YOUR OBJECTIVE: Lines before the one containing "What's the underlying" are to be left out; that line and all after it, through the end of the material below, are to be written out exactly.

PROVIDED INFORMATION START

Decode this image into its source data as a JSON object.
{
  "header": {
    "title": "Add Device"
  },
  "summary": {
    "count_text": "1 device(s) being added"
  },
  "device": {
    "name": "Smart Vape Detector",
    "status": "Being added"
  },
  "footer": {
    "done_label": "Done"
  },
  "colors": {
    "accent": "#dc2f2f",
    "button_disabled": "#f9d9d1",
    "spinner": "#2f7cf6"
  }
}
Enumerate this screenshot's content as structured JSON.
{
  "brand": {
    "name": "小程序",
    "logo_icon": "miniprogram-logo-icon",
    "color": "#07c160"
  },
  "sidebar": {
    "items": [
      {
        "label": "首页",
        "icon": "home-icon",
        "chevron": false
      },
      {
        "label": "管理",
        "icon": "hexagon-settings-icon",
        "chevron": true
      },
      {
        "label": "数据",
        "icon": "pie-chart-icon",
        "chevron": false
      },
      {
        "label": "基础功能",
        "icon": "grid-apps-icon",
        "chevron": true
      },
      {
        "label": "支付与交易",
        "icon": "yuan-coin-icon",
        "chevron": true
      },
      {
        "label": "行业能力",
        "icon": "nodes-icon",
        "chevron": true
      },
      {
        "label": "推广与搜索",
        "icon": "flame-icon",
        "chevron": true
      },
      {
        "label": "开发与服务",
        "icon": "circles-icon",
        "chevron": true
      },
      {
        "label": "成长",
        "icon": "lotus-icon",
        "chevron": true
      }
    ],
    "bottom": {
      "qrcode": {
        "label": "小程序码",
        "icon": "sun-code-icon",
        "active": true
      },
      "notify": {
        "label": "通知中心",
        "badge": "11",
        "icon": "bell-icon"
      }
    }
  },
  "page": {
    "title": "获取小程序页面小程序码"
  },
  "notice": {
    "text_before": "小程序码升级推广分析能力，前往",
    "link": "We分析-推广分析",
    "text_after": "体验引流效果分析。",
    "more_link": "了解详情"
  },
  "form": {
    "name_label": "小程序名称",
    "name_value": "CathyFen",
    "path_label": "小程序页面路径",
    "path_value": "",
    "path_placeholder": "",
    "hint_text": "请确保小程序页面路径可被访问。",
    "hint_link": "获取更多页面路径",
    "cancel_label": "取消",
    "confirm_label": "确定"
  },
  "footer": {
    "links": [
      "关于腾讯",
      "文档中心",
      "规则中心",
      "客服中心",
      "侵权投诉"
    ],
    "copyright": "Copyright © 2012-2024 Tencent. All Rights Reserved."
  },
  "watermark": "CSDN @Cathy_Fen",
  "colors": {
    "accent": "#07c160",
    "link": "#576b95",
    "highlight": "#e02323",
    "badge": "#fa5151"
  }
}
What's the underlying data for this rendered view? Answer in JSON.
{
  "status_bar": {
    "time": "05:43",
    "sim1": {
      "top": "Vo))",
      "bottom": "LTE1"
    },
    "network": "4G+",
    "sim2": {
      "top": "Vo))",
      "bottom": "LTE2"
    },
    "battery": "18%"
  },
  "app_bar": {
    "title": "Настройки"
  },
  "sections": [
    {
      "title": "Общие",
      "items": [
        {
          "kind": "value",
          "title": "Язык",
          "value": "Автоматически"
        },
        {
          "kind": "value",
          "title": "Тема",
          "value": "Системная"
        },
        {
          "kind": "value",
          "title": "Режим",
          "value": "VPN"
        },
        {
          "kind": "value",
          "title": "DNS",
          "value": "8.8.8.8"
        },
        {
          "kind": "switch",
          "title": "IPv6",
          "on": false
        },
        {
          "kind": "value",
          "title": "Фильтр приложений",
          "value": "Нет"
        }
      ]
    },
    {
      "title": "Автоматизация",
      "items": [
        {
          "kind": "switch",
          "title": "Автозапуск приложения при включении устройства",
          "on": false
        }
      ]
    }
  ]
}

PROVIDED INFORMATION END

TASK ANSWER:
What's the underlying data for this rendered view? Answer in JSON.
{
  "status_bar": {
    "time": "05:43",
    "sim1": {
      "top": "Vo))",
      "bottom": "LTE1"
    },
    "network": "4G+",
    "sim2": {
      "top": "Vo))",
      "bottom": "LTE2"
    },
    "battery": "18%"
  },
  "app_bar": {
    "title": "Настройки"
  },
  "sections": [
    {
      "title": "Общие",
      "items": [
        {
          "kind": "value",
          "title": "Язык",
          "value": "Автоматически"
        },
        {
          "kind": "value",
          "title": "Тема",
          "value": "Системная"
        },
        {
          "kind": "value",
          "title": "Режим",
          "value": "VPN"
        },
        {
          "kind": "value",
          "title": "DNS",
          "value": "8.8.8.8"
        },
        {
          "kind": "switch",
          "title": "IPv6",
          "on": false
        },
        {
          "kind": "value",
          "title": "Фильтр приложений",
          "value": "Нет"
        }
      ]
    },
    {
      "title": "Автоматизация",
      "items": [
        {
          "kind": "switch",
          "title": "Автозапуск приложения при включении устройства",
          "on": false
        }
      ]
    }
  ]
}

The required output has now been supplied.